** Requirement **
The lines you return must be all those in the data that hold the string "subject".

-- Available records follows --

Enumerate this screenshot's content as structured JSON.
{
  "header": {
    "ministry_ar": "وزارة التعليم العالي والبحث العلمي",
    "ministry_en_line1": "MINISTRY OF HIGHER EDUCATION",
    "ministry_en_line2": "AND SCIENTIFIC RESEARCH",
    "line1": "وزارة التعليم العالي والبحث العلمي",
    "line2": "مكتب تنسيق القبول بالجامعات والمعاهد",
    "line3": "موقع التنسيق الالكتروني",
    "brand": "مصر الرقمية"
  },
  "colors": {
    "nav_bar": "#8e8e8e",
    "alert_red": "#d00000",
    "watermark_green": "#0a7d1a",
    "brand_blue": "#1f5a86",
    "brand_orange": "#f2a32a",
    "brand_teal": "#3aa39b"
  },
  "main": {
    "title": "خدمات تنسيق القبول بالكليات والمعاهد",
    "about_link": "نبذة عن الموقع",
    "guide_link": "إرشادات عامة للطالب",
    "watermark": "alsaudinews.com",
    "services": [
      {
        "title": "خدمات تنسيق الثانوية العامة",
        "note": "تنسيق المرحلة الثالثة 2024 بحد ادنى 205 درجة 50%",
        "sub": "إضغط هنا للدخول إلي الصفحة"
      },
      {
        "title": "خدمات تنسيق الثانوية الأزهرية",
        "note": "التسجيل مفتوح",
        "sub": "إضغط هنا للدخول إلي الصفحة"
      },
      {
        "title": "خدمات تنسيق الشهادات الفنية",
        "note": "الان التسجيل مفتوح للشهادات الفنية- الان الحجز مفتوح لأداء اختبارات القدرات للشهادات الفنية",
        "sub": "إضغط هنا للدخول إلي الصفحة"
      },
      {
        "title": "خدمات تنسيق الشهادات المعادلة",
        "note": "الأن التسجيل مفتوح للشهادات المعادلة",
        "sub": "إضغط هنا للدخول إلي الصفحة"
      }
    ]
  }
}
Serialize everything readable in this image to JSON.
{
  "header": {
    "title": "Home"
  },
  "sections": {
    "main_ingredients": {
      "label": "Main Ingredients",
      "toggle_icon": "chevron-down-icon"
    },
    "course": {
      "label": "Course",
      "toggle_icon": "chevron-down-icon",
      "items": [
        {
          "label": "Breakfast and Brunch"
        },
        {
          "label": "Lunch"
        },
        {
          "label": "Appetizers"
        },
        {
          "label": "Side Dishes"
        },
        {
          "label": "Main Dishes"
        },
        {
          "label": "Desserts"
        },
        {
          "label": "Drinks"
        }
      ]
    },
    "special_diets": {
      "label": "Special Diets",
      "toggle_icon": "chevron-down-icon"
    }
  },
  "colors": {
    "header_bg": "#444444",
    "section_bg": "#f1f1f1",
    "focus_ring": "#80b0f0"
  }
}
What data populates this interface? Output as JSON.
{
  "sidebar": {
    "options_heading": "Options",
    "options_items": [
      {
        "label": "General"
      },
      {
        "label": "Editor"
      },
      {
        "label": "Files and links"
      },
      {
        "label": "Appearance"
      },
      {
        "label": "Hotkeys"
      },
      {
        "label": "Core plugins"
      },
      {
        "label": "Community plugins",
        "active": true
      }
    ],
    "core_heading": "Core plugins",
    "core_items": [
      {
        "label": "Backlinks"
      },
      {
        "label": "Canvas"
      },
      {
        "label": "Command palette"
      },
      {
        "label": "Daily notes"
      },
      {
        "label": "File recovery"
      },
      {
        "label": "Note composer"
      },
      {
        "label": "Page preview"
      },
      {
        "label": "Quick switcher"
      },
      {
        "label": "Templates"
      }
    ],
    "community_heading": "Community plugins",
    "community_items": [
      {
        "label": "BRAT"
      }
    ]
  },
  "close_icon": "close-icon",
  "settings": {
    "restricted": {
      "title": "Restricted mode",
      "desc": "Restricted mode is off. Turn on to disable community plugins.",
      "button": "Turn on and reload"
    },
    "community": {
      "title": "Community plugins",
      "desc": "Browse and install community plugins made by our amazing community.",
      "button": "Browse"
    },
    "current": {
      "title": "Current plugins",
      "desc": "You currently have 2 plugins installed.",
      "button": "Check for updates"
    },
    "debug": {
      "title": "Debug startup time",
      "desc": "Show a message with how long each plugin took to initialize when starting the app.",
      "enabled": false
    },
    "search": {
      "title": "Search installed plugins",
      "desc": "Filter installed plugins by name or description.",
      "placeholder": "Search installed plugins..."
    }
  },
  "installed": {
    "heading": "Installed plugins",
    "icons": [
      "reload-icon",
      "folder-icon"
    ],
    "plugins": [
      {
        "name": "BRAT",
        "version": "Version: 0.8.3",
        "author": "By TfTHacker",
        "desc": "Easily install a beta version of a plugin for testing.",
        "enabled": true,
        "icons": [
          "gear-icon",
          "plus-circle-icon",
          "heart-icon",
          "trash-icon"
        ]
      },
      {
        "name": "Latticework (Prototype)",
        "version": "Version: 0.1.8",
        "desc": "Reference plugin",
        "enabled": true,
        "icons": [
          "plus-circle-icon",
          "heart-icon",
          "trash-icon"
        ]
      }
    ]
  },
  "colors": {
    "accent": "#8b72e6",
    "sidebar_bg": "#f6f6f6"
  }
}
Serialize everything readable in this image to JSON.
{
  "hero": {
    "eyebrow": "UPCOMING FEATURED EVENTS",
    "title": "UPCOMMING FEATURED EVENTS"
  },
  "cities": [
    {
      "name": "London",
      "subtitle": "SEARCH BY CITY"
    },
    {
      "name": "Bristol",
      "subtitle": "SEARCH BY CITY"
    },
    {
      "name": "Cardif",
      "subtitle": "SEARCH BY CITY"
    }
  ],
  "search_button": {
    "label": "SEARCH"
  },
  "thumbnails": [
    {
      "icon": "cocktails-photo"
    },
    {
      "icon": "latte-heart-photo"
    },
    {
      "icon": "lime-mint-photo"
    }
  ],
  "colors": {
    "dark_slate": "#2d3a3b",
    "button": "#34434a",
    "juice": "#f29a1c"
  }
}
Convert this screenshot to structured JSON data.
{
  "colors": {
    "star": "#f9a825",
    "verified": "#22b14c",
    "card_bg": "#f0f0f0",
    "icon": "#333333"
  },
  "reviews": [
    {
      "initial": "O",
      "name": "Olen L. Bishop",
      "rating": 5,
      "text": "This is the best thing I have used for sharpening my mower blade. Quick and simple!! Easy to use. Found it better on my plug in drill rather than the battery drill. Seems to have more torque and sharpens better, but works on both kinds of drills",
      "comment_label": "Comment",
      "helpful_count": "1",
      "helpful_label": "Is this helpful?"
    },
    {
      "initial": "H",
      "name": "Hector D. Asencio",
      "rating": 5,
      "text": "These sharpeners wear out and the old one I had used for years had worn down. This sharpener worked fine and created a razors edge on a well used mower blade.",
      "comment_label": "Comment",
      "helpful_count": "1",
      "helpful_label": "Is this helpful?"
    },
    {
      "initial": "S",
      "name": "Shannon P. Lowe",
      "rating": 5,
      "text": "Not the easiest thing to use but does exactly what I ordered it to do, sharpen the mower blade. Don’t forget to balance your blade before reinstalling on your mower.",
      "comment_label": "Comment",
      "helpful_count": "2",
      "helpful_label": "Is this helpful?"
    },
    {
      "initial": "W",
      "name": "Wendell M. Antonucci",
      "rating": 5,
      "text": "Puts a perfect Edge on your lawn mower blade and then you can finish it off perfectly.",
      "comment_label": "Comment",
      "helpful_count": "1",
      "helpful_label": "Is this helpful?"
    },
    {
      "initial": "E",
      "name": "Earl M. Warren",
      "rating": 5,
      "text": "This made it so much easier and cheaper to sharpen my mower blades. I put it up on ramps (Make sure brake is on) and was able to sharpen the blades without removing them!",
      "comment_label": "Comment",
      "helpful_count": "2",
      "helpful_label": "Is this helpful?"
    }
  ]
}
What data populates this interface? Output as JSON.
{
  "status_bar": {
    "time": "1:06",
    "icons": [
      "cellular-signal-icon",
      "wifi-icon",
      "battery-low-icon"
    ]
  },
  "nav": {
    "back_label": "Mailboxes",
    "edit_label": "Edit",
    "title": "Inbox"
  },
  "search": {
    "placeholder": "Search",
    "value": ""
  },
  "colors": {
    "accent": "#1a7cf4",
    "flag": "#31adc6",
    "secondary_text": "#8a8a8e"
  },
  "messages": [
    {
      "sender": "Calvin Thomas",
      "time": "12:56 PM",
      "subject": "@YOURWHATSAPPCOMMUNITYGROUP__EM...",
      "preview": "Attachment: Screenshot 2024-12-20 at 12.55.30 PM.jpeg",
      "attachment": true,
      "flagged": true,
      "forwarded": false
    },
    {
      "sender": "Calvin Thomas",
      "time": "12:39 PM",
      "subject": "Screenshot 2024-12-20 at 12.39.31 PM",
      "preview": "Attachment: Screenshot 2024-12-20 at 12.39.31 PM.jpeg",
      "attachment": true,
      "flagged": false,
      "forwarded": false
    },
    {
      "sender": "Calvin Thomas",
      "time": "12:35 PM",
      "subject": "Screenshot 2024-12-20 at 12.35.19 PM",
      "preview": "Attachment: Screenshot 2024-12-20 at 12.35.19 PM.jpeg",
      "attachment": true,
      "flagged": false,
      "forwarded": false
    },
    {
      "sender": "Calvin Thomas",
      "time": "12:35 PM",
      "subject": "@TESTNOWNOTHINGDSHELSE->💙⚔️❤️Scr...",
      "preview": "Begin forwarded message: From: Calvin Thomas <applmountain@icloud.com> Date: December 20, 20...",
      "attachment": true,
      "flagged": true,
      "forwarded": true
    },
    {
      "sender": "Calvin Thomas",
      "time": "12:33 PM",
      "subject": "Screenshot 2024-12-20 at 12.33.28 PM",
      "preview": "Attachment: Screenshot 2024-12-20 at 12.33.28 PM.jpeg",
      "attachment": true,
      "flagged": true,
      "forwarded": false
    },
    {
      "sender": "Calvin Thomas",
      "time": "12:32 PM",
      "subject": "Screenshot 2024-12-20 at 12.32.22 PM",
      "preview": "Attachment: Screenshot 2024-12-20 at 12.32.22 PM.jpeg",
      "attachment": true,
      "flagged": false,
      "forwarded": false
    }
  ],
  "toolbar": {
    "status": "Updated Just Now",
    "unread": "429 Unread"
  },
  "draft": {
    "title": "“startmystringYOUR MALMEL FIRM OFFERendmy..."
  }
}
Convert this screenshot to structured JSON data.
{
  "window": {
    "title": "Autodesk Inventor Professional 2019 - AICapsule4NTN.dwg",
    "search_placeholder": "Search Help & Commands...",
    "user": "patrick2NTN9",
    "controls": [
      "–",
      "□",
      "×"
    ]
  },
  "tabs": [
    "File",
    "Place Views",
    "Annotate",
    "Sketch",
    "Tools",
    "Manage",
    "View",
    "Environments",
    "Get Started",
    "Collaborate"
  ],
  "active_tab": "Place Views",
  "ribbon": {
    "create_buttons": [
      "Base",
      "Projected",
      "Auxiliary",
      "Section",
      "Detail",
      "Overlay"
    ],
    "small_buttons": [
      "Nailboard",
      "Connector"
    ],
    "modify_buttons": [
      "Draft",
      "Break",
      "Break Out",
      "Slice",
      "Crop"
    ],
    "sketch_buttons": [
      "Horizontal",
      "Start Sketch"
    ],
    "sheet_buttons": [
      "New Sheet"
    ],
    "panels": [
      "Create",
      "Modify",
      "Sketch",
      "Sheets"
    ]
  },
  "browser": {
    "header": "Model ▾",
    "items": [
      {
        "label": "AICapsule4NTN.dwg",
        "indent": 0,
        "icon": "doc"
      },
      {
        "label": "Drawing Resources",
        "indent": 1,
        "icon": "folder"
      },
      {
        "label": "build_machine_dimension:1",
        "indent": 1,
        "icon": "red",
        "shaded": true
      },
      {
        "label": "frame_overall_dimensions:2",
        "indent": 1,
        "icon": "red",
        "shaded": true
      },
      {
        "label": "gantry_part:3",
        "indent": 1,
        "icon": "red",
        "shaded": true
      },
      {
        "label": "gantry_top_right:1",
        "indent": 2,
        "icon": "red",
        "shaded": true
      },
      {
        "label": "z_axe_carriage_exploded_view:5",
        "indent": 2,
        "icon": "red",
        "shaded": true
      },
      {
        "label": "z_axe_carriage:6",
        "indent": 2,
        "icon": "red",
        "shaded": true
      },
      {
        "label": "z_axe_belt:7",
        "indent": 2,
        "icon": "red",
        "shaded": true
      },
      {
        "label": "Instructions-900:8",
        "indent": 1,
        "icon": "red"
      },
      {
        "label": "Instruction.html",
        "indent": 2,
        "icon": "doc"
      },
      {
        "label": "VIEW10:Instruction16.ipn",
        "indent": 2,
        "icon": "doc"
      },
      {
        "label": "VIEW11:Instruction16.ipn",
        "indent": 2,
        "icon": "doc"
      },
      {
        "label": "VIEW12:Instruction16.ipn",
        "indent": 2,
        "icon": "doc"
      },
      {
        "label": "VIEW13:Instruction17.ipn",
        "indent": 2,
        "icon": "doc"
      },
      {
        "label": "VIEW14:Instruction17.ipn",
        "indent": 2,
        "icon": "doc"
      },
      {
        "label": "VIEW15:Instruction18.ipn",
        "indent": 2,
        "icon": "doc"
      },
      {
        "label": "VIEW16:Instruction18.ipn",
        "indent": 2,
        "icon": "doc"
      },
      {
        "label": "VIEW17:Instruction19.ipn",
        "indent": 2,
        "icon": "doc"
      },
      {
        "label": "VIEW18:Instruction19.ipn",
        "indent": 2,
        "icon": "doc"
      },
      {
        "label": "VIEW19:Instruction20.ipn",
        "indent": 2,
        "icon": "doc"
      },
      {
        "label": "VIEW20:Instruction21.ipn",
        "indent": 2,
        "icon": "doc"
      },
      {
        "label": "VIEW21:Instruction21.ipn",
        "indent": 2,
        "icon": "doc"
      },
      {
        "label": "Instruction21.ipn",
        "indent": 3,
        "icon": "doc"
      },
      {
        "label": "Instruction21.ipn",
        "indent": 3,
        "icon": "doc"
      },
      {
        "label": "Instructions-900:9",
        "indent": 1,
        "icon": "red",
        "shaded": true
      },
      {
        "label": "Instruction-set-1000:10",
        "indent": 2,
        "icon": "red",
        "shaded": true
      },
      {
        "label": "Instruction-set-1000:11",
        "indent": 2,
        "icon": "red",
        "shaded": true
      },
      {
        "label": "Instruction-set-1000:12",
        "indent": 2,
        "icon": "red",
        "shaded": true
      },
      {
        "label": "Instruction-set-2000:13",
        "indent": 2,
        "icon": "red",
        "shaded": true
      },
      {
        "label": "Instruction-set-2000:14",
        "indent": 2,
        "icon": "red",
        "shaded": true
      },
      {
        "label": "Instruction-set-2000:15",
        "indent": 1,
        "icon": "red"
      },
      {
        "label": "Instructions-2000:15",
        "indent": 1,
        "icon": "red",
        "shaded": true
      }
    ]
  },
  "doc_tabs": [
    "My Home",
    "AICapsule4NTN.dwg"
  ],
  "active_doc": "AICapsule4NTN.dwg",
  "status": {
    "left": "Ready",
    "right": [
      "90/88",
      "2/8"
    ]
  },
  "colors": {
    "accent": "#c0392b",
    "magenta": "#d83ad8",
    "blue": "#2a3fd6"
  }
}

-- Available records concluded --

** Problem solution **
      "subject": "@YOURWHATSAPPCOMMUNITYGROUP__EM...",
      "subject": "Screenshot 2024-12-20 at 12.39.31 PM",
      "subject": "Screenshot 2024-12-20 at 12.35.19 PM",
      "subject": "@TESTNOWNOTHINGDSHELSE->💙⚔️❤️Scr...",
      "subject": "Screenshot 2024-12-20 at 12.33.28 PM",
      "subject": "Screenshot 2024-12-20 at 12.32.22 PM",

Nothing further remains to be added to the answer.